Wait a New York minute, said Girardi, who played for Torre's Yankees from 1996-99.
``I thought Joe was pretty hands-on,'' he said. ``Joe had his arm around players all the time, talking about situations.''
When Andy Pettitte reports Monday, Girardi will get his first test in crisis management. Pettitte was given permission to arrive four days late after corroborating to a congressional committee allegations that friend and former teammate Roger Clemens had talked to him about using steroids and human growth hormone, charges the Rocket denies.
There will be times when owner George Steinbrenner pops off. Alex Rodriguez surely will create controversy. Girardi even said he wouldn't mind if Hank Steinbrenner, now in charge of overseeing baseball operations, becomes an on-field presence during workouts, just like his father used to be.
``I would love it. It's his team,'' the new manager said.
For now, players said it was too early for comparisons. Mike Mussina and Posada did notice that Girardi made it to the backfields to watch players run. Mussina, one of the team's senior leaders, remembered how Torre delegated to pitching coaches Mel Stottlemyre and Ron Guidry. It won't be that way under Girardi.
``He likes to be prepared,'' Moose said. ``He's involved in the - I don't want to say day-to-day, but the minute-to-minute stuff. Joe Torre was very, very comfortable in saying Mel or Gator, you take care of it. If there's a problem, come to me.''

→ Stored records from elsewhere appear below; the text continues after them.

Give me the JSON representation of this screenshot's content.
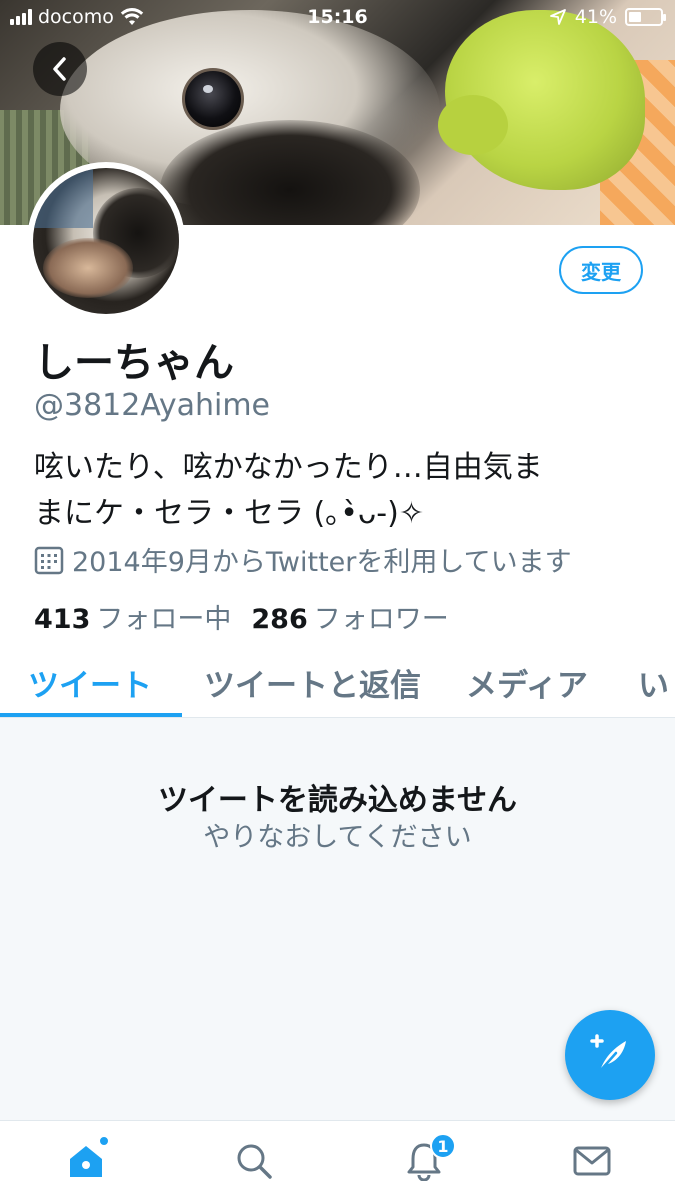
{
  "status_bar": {
    "carrier": "docomo",
    "time": "15:16",
    "battery_percent": "41%",
    "battery_level": 0.41
  },
  "profile": {
    "name": "しーちゃん",
    "handle": "@3812Ayahime",
    "bio_line1": "呟いたり、呟かなかったり…自由気ま",
    "bio_line2": "まにケ・セラ・セラ (｡•̀ᴗ-)✧",
    "joined": "2014年9月からTwitterを利用しています",
    "following_count": "413",
    "following_label": "フォロー中",
    "followers_count": "286",
    "followers_label": "フォロワー",
    "edit_button_label": "変更"
  },
  "tabs": [
    {
      "label": "ツイート",
      "active": true
    },
    {
      "label": "ツイートと返信",
      "active": false
    },
    {
      "label": "メディア",
      "active": false
    },
    {
      "label": "い",
      "active": false
    }
  ],
  "content": {
    "error_title": "ツイートを読み込めません",
    "error_subtitle": "やりなおしてください"
  },
  "bottom_nav": {
    "items": [
      {
        "icon": "home-icon",
        "active": true
      },
      {
        "icon": "search-icon",
        "active": false
      },
      {
        "icon": "bell-icon",
        "active": false,
        "badge": "1"
      },
      {
        "icon": "mail-icon",
        "active": false
      }
    ]
  },
  "colors": {
    "accent": "#1da1f2",
    "text_primary": "#14171a",
    "text_secondary": "#657786",
    "content_bg": "#f5f8fa"
  }
}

On a sun-splashed afternoon, with the pressure of needing to win 6 1/2 weeks away, Girardi delighted in his initial moments managing baseball's most storied franchise - and three very excited children.
``I'm just going to be who I am. No matter who came in, their approach would be different,'' he said. ``We're not clones.''
There is one difference from when he was a player.
``My phone rings more,'' he said. ``And I'm not a fast text messager, too.''